Seattle’s Jesuit College Prep School Since 1891

Sing This Song

Welcome
Love Builds Up
It's a Manger in There
What Wisdom and Learning Cannot See
The Face of God
Sing This Song
An Advent Question
Steps of Bravery: Walking into Darkness
Do All With Love
Teachable Moments
Jesus Goes to All Lengths to Find Us
My Annual Binge
God's Great Kindness: A Source of Freedom
"To What Shall I Compare This Generation?"
Asleep in Your Friendship
Let's Sing a New Song
Ancestral Connections
Choose Love
Proceeding with Faith
Possibilities
Dance for Joy
The Gift of Letting Go
Where is My Trust in the Holy Spirit
But We Hear This Every Year
Love Bravely
Artwork by Leigh Jensen ‘20


Week 1, Day 5
Thursday, December 6
First Reading: IS 26:1-6
Responsorial Psalm: PS 118:1 AND 8-9, 19-21, 25-27A
Gospel: MT 7:21, 24-27


When I offered to write a reflection on an Advent reading, I was hoping for some cozy scripture passages, ones that would recall or evoke memories of warm family gatherings, of baking cookies, of gentle preparations for Christmas. The readings for the first Thursday of Advent were anything but cozy.  They seemed so – stern. A stern Isaiah and a stern God. In my first read-through, I pictured an Old Testament God, even in the Gospel – a God laying down the law. A God saying not EVERYONE will enter heaven. And a God warning of dire consequences if you build your house on sand.

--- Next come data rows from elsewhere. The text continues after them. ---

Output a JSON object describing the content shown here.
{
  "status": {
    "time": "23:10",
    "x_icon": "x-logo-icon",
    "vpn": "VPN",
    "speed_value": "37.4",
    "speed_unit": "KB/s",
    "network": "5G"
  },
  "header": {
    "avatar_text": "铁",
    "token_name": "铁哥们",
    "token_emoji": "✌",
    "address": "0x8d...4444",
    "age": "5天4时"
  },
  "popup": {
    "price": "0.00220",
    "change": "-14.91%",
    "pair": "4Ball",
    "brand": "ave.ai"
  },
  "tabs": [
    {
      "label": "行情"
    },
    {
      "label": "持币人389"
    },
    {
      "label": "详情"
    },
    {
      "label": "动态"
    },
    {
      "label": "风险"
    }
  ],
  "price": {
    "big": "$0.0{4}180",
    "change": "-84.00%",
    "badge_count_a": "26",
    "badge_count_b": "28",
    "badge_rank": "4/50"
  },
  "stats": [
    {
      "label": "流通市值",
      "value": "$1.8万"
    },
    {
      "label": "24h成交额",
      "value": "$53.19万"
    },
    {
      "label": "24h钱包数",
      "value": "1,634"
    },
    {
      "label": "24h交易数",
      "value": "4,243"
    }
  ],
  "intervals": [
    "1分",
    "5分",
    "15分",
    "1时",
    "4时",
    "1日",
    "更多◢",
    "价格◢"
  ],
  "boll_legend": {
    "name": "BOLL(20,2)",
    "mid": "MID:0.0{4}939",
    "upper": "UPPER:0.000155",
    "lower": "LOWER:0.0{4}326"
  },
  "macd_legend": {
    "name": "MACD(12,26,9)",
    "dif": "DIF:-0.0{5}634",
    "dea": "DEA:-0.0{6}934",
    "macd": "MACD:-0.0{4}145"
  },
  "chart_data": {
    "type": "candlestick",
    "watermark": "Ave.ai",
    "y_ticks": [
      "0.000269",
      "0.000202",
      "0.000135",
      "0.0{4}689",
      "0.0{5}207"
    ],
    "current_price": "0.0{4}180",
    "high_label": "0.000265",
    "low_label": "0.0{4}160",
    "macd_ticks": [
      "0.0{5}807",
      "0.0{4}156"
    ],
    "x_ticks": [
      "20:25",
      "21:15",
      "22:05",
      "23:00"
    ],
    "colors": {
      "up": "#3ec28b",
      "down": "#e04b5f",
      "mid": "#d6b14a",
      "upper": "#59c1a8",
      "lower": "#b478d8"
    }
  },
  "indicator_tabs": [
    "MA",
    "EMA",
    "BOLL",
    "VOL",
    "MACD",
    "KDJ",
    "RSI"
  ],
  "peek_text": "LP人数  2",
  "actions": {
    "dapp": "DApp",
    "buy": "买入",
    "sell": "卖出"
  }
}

I dutifully annotated the readings. I underlined words and phrases. I could not come up with anything to write, though. I had to walk away from the readings. I gained a new appreciation and understanding of students when they write “IDK” in response to a reflection question.

After a long while avoiding the readings from Isaiah and the Psalms, I looked at the words and phrases I had put rectangles around:

sing this song

eternal rock

peace

trust

gates of justice

light

Looking at the words, I saw a kind of found poem.  “Sing this song” became the title of the poem and the listed words what God promises us if we take refuge in God, the eternal rock, rather than the transitory.

In the reading from Matthew, I noticed I had circled these verbs: “listens” and “acts.” In order to reap the blessings Jesus offers, we can’t be passive. We have to listen; moreover, we have to act. We can’t just nod our heads in agreement with Jesus’  teachings about justice. We have to live them out. And if we do, we will have created a solid foundation for our lives and an entrance ticket to the Kingdom of Heaven.

The readings for today are anything but cozy. They do provide a promise. And some comfort.  If you build your house on rock, it will withstand the rain and the floods.


Susan Leaverton is a member of the English Department at Seattle Prep. She is mother to Molly ‘04, Julia ‘06, and Jack ’13 and grandparent to Henry (3) and Clara (11 months).